True 20 uses ability modifiers instead of ability scores and I think it works a lot better. There's no reason skills and feats can't use the modifier instead of the score. The score itself simply goes back to the "roll 3d6" for stats. Why not just let people roll 1d6 per stat and subtract 3 or 1d8 and subtract 4. Or better, a d20 based attribute system:

1d20 per attribute:

1-4 -2
5-8 -1
9-12 0
13-14 +1
15-16 +2
17-18 +3
19-20 +4
Why not just let people roll 1d6 per stat and subtract 3 or 1d8 and subtract 4.

That gives a rather different spread. Rolling an 8 on a d8 is a lot more likely than three 6s on 3d6.
I don't have a problem with the odd value in an ability score. It means that you can just boost it once to get a higher modifier.

The 3E way of doing modifiers is much better than in previous editions.
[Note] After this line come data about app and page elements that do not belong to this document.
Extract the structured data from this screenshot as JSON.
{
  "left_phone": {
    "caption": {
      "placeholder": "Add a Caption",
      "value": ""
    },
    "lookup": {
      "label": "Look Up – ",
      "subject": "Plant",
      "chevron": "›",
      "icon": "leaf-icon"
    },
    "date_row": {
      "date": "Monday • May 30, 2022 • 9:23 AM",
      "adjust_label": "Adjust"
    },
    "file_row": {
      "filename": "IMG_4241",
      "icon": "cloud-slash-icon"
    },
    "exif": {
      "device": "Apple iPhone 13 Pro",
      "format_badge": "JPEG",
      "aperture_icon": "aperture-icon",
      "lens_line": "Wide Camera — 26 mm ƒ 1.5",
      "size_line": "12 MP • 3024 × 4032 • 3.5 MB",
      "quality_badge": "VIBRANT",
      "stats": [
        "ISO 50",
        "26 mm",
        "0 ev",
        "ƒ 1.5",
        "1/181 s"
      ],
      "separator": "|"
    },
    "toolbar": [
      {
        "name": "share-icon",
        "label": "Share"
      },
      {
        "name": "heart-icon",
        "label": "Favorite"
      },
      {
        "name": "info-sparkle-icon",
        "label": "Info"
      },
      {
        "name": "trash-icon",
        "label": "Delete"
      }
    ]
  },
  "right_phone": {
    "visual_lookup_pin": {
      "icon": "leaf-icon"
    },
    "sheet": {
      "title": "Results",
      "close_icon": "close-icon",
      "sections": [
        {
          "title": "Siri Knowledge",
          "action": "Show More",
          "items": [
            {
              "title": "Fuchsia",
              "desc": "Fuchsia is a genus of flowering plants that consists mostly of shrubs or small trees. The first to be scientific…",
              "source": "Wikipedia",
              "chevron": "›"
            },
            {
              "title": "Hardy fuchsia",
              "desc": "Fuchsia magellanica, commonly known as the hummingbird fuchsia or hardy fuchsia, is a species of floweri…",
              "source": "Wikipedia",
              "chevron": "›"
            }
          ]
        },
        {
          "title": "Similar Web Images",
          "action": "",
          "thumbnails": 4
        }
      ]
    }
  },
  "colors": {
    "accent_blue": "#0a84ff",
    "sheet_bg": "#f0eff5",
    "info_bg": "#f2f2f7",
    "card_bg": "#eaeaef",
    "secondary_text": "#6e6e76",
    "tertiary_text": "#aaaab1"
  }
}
Back in 1E/2E, you need at least 15 in order to get a bonus for many of the abilities and you get penalties at around 7 or 8. Basically everything between 9 and 14 are pretty much the same.

If you are really hung up about 12 and 13 being exactly the same, why not just keep track of fractions? A 12 is a +1 and a 13 is a +1.5. If you have 13 strength, then add 1.5 to your damage. The hit bonus would be +1.5. AC would be modified by multiples of 1/2 if you have an odd Dex score. A 15 Dex would increase your AC by 2.5.
<\ \>tuntman
Hey stuntman thats just crazy enough to work :D

Sounds nice actually...hmm its gonna change A LOT of things tho...
a whole new skill system a whole new DC system...

Well im gonna give it some thinkin
Hey stuntman thats just crazy enough to work :D

Sounds nice actually...hmm its gonna change A LOT of things tho...
a whole new skill system a whole new DC system...

Well im gonna give it some thinkin

...Dem0, if you're seriously gonna try that, you have way too much time on your hands. :P